Then click on Method Response, and then click on Add Response and enter the HTTP status code that you want to return for this method. Add as many as you wish o rneed.

Once created you can click on the new row and optionally associate one or more headers and one or more response models (for example, you could have a model named ErrorResponse to generically return errors for 400s and 500s). In this case we can associate the model that we created before.

Here's an example of how a Method with several HTTP status codes defined looks like:

Amazon API Gateway Method Response setup with several custom http status codes

Associating API responses to a HTTP Status Code

Now that we have a JSON schema that defines how our errors are returned, and that we have setup all the possible status code returned by our API, let's see how to associate them. As stated earlier, the idea is to setup a regular expression that API Gateway can use to test the result of our lambda function and use the HTTP Status code mapped to it.

Click again on a Method in your Resource so you can go back to the Method Execution diagram.

Click on Integration Response and then on Add Integration Response.

In Lambda Error Regex you can enter a Java Regex Pattern that API Gateway can use to associate to specific HTTP status code (that you can specify in the Method response status drop down menu, those values are taken from all the available status code you setup in the Method Response screen).

Some examples that can be used in order to differentiate the status codes are:

  • .*client_error.*
  • .*server_error.*

For this to work, our lambda must return the regular expression text somewhere, as an example, we can make our lambda return something like this:

Of course this is a JSON object, that MUST be serialiazed to a string so API Gateway can actually run a regular expression against it. Note how we return the string client_error in the reason field and the actual errors that we want to send to our clients in the errors field.

So for example, when your lambda function returns a string that has the substring client_error or server_error it will return the correct http status code. Neat!

In the next step, we're going to setup a mapping template in API Gateway so this string is processed and transformed into a JSON object that is compatible with our JSON schema model.

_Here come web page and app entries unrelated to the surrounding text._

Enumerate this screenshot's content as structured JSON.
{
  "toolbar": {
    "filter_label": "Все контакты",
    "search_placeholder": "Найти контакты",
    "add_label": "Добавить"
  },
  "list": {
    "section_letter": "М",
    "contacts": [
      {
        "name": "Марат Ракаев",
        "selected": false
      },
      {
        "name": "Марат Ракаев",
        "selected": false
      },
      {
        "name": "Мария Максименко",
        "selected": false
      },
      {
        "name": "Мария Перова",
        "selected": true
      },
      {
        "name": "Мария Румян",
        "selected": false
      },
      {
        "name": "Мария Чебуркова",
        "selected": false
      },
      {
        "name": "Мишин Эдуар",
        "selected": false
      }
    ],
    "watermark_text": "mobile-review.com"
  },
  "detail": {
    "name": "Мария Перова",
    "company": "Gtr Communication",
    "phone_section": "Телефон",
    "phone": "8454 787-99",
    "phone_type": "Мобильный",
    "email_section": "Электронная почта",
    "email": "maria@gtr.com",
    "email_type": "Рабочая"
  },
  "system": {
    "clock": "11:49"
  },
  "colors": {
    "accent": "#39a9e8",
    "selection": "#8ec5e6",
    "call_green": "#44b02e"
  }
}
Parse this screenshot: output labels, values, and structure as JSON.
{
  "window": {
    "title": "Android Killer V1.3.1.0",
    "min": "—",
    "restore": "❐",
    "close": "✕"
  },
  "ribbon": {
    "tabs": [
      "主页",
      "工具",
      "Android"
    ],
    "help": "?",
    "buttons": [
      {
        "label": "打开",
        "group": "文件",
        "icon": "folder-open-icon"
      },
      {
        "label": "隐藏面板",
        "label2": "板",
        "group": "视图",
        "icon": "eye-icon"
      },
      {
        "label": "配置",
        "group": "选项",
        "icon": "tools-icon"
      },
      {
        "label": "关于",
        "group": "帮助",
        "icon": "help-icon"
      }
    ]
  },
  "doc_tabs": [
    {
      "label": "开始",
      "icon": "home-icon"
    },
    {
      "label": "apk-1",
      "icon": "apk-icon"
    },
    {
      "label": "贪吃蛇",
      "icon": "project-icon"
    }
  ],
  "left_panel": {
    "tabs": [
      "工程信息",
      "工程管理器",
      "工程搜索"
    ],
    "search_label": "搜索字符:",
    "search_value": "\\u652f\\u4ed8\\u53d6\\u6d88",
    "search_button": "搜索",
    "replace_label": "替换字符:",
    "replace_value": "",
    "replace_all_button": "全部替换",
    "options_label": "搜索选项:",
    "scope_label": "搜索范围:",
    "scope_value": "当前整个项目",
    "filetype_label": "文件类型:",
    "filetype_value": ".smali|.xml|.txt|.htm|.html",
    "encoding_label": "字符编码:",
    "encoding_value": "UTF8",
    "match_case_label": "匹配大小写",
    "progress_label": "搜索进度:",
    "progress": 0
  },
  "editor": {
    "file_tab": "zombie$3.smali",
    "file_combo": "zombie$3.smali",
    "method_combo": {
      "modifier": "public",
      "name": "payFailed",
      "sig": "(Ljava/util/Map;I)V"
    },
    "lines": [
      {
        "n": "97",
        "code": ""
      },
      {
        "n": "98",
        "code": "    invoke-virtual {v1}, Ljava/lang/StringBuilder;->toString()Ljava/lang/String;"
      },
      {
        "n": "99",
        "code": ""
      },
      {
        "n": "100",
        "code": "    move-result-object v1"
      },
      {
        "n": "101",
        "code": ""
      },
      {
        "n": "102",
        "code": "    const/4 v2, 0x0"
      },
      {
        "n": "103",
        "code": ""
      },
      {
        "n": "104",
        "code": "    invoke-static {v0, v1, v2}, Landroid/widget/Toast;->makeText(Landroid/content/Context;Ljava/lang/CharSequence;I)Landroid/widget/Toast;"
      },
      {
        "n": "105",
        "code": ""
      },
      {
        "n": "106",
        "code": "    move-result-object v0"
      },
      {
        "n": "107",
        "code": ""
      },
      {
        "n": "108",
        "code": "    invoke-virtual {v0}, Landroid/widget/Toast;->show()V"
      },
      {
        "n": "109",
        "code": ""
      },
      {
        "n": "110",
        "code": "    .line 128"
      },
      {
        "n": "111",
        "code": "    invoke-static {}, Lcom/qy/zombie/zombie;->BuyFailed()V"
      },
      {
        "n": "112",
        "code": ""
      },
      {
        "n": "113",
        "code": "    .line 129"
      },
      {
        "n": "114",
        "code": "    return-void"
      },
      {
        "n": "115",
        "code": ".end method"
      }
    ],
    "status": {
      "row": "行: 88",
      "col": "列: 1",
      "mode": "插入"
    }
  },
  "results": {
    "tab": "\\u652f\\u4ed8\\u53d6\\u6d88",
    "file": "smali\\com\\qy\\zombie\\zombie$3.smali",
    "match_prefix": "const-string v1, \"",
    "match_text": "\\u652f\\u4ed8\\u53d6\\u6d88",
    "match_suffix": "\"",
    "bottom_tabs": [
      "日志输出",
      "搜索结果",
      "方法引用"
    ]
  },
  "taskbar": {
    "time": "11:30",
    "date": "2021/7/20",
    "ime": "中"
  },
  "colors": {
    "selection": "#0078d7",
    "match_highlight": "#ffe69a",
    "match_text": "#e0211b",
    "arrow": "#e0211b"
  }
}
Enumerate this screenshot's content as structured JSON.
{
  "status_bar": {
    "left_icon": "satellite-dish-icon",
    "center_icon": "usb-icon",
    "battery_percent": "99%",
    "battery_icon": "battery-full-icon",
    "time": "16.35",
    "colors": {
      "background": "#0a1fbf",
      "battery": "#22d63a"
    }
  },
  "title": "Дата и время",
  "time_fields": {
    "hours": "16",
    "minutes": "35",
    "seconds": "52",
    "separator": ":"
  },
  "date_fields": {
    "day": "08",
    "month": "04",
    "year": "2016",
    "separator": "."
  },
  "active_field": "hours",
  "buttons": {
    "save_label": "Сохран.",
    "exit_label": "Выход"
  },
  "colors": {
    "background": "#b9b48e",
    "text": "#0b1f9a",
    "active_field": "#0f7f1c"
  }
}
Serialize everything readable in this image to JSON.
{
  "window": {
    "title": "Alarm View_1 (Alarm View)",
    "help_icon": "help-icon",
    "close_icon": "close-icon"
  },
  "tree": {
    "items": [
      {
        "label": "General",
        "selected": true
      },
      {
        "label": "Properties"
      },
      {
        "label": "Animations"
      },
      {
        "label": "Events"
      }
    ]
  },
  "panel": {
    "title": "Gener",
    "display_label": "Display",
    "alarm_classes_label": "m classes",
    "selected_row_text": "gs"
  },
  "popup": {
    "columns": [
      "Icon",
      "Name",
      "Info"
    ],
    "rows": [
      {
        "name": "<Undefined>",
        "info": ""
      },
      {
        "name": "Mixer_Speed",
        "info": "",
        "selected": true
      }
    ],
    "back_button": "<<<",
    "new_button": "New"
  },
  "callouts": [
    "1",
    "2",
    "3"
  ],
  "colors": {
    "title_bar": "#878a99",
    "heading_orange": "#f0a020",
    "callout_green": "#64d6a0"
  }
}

Creating the API Gateway Mapping Template to return a generic error message

API Gateway uses the Apache Velocity Template in order to process results from the integration and send them back to the client.

In this code we are parsing the JSON string so we can get an object out of it, and then iterate through the errors returned so we can form the final string (a JSON object) that will be sent to our clients.

In the end, your error http status codes will look like this:

Amazon API Gateway integration response setup with several custom http status codes and mapping template

That's it! From now on as long as you include a substring recognicsed with a regular expression by API Gateway, and that you include the "errors" field that the example mapping template uses, you will be able to return custom http status codes and errors to your clients.